Whereas the first two films used Dobermans (the same individual dogs, in fact), it was decided that the undead dogs should instead be played by Belgian Malinois instead to keep them original. They were chosen primarily because their obedience and aggression made them intimidating animals for the KLKB gang to use. Unlike the first two films, the dogs were made 'undead' with special effects, Anderson knowing from the first two films that dogs tend to eat makeup.

Four real crows were used in the film alongside CGI birds, the latter which would be in the background. Research was done on crow flight patterns to work out a path for the CGI crows to fly in. According to Anderson in the film's commentary, the real crows could be easily trained to land and peck on "dead" people's heads when liver - their natural food - was hidden in the hair.

Special effects

The scenes with Alice clones in the capsules involved actually filming Milla Jovovich in a water tank. They were


For the Undead makeup, there were three varieties: "Desert Undead"; "Super Undead" and an open-jawed variety. The Desert Undead makeup was designed to give a more worn, rotten look than the makeup used in the first two films, to capture the length of time these Undead have been so. Due to make-up restrictions in the "Desert Undead", extras could not open their mouths without the risk of damage to the prosthesis. The open-jawed variety were for unique Undead that the film required an open-mouth shot of. An example is the "State Trooper Zombie" which attacks L.J. Wayne in the motel.

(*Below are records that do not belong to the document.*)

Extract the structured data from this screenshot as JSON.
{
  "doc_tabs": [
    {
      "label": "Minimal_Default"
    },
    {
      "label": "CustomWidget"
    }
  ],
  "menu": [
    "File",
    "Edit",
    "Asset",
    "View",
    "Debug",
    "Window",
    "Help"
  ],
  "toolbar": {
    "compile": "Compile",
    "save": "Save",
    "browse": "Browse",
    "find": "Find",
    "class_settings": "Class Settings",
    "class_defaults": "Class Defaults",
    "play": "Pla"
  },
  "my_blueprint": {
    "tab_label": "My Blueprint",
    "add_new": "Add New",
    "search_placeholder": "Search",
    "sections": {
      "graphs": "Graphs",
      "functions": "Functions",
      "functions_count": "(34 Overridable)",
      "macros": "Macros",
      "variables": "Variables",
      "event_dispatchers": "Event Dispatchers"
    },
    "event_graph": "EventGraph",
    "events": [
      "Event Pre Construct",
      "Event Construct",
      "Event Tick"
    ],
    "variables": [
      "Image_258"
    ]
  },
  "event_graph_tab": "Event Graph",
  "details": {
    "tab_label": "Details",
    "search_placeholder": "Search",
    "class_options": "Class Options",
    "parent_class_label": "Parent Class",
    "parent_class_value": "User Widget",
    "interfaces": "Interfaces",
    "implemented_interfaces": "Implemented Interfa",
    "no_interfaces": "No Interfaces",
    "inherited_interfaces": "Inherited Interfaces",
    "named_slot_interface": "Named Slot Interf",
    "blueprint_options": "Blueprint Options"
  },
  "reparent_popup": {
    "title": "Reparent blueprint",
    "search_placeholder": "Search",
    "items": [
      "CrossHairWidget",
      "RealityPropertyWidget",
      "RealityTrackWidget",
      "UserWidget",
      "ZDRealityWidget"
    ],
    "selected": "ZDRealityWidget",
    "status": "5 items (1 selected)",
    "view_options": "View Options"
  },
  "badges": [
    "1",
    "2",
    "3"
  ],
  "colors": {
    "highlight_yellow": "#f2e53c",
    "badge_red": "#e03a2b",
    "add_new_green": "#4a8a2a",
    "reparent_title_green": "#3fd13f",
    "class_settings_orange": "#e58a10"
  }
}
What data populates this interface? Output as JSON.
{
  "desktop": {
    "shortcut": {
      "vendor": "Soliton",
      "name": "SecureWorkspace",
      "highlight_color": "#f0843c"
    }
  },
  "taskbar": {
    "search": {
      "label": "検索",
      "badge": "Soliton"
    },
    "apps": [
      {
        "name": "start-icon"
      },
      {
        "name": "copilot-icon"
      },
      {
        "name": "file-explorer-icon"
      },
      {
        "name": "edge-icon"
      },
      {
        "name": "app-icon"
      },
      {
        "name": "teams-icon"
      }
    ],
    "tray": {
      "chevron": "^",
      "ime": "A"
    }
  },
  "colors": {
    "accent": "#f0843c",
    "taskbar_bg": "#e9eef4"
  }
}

Release and advertising

On November 7, 2005, Davis Film, Constantin Film and Screen Gems announced their distribution rights worldwide. The film's title was also later changed from Resident Evil: Afterlife to Resident Evil: Extinction with the film's director Russell Mulcahy signing on. Principal photography began in Mexicali, Baja California, Mexico in May, 2006 (after being pushed back from November 5 > March 6 > April 6 > May 6) and entered Post-production in late July 2006.

In late June, 2006 Sony released the first two production stills.